While Ryan and the dancers may have been thrown into the spotlight, the rest of the team were hugely supportive. Backing singers Janet Grogan, Claire-Ann Varley and Remy Anna as well as choreographer Ciaran Connolly were a constant source of support as the story gained coverage from the Guardian to NBC news in the US.
In many ways, Eurovision has changed dramatically in the five years since Ireland last qualified. Songs with messages or stories to tell have shot up the scoreboard. Israel's winning song, on the surface an ethno-pop banger, was actually a lyrically-clever nod to the #metoo movement.
France's song was about the refugee crisis in Europe, Germany's about the death of the singer's father while Italy focused on terrorism.
There were of course the usual off-the-wall performances we've come to expect at Eurovison - but the show provides a platform for all genres. Some songs makes you think, some songs makes you feel and some songs makes you hurt your neck trying a hair flip (I'm looking at you, Eleni from Cyprus).
Something that also struck many members of the press covering Eurovision for the first time was the age profile of the fans. Hundreds of teenagers milled just outside the security corden at the arena hoping to grab a selfie with their favourite performer.
One young woman broke down in tears when the Czech singer Mikolas hugged her. Finnish superstar Saara Aalto was thronged with fans as walked on the sea front.

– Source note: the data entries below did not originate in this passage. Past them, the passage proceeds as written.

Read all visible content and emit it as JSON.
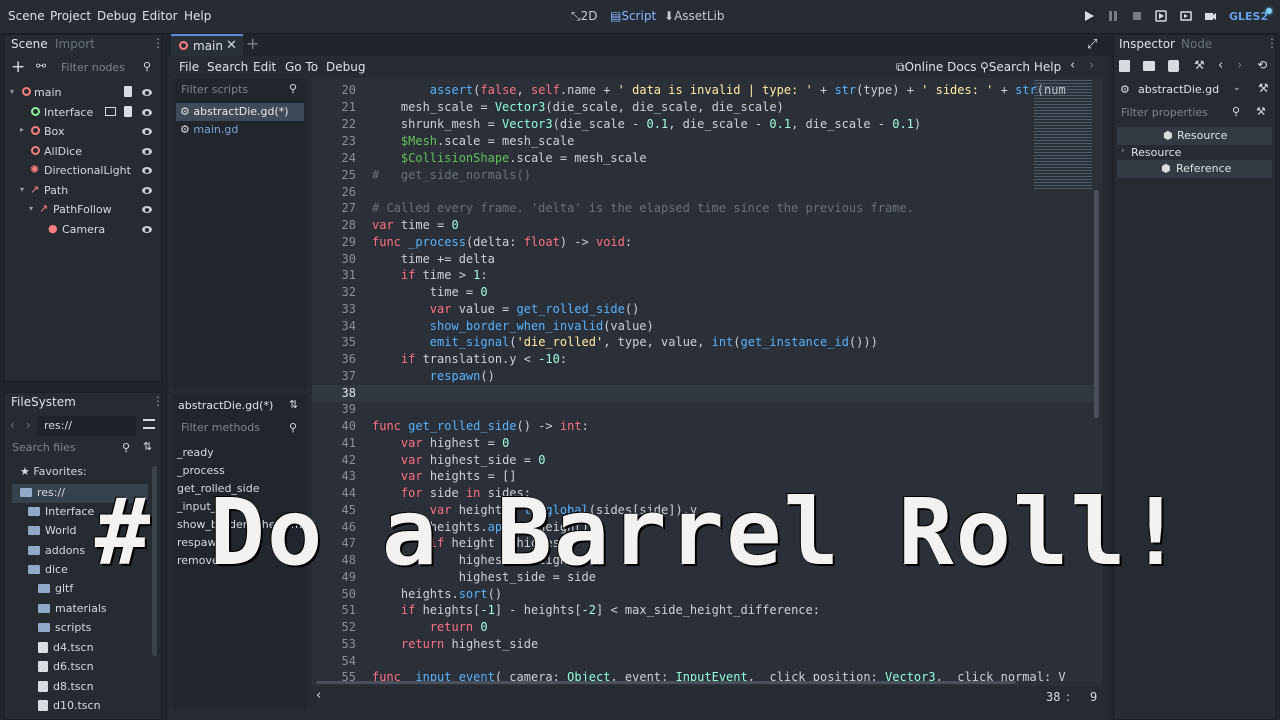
{
  "topbar": {
    "menus": [
      "Scene",
      "Project",
      "Debug",
      "Editor",
      "Help"
    ],
    "workspaces": [
      "2D",
      "Script",
      "AssetLib"
    ],
    "renderer": "GLES2"
  },
  "scene_dock": {
    "tabs": [
      "Scene",
      "Import"
    ],
    "filter_placeholder": "Filter nodes",
    "nodes": [
      {
        "name": "main",
        "indent": 0
      },
      {
        "name": "Interface",
        "indent": 1
      },
      {
        "name": "Box",
        "indent": 1
      },
      {
        "name": "AllDice",
        "indent": 1
      },
      {
        "name": "DirectionalLight",
        "indent": 1
      },
      {
        "name": "Path",
        "indent": 1
      },
      {
        "name": "PathFollow",
        "indent": 2
      },
      {
        "name": "Camera",
        "indent": 3
      }
    ]
  },
  "filesystem_dock": {
    "tab": "FileSystem",
    "path": "res://",
    "search_placeholder": "Search files",
    "favorites_label": "Favorites:",
    "items": [
      "res://",
      "Interface",
      "World",
      "addons",
      "dice",
      "gltf",
      "materials",
      "scripts",
      "d4.tscn",
      "d6.tscn",
      "d8.tscn",
      "d10.tscn"
    ]
  },
  "editor": {
    "open_tab": "main",
    "menus": [
      "File",
      "Search",
      "Edit",
      "Go To",
      "Debug"
    ],
    "online_docs": "Online Docs",
    "search_help": "Search Help",
    "filter_scripts_placeholder": "Filter scripts",
    "scripts": [
      "abstractDie.gd(*)",
      "main.gd"
    ],
    "current_script_label": "abstractDie.gd(*)",
    "filter_methods_placeholder": "Filter methods",
    "methods": [
      "_ready",
      "_process",
      "get_rolled_side",
      "_input_event",
      "show_border_when_invalid",
      "respawn",
      "remove"
    ],
    "line_numbers": [
      "20",
      "21",
      "22",
      "23",
      "24",
      "25",
      "26",
      "27",
      "28",
      "29",
      "30",
      "31",
      "32",
      "33",
      "34",
      "35",
      "36",
      "37",
      "38",
      "39",
      "40",
      "41",
      "42",
      "43",
      "44",
      "45",
      "46",
      "47",
      "48",
      "49",
      "50",
      "51",
      "52",
      "53",
      "54",
      "55"
    ],
    "status_line": "38",
    "status_col": "9"
  },
  "inspector": {
    "tabs": [
      "Inspector",
      "Node"
    ],
    "object": "abstractDie.gd",
    "filter_placeholder": "Filter properties",
    "section_resource": "Resource",
    "group_resource": "Resource",
    "section_reference": "Reference"
  },
  "overlay_text": "# Do a Barrel Roll!"
}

Far from being a stuffy old song contest, the Eurovision has attracted a newer, younger and social media-driven audience. That shift has been reflected in recent winners - it's been well over a decade since a solo singer over the age of 30 has won.
Ireland's entry was very much a reflection of contemporary Ireland, and appealed to the modern young generation of fans the contest has attracted in recent years.
Credit also must go to RTE, often bashed by Eurovision fans and the public at this time of year. In a leap of faith, the broadcaster gave Ryan the space to stage the song as he had envisaged.
"They really listened to my vision for this project and having the open mind to have the two dancers, it really shows that we're moving forward as a country."
RTE this year have also firmly dispelled the notion they don't want to win again. Sure, they wouldn't like the bill it would land them with. But there has been a reigniting of passion at the broadcaster for the event.
The usual naysayers will be out in force when the cost of this year's contest to RTE is revealed, but there are two important points to consider. RTE operated on the ground in Lisbon with a skeletal staff compared to the majority of other European broadcasters. Eurovision produces eight hours of prime time live TV, at a far lower price than it would cost most broadcasters to produce the same amount of hours of live entertainment TV content in-house.
In fact, given the total costs, the Eurovision is considerably better value to the licence-fee payer than many major sporting events. But there are rarely calls for RTE to drop the World Cup or Euros when we don't even qualify for them.
Yes, we all went a little nuts betting money on ourselves, but the result is still our best in seven years. Given the odds we were faced with before the contest, qualification and a respectable mid-table finish with 136 points (our most in the final in 21 years) we had an excellent return.
But the main result is the success the Ireland team had in sending their message, and how it spread a positive message of hope well beyond these shores. When taken from that perspective, this year's Eurovision could never be classed as a disappointment for Ireland.
In a year's time no one will remember where we finished on the scoreboard, but they will remember the barriers the Irish entry broke in 2018.
It won't be Dublin 2019, but we can now have renewed faith Eurovision will come back to Ireland again someday.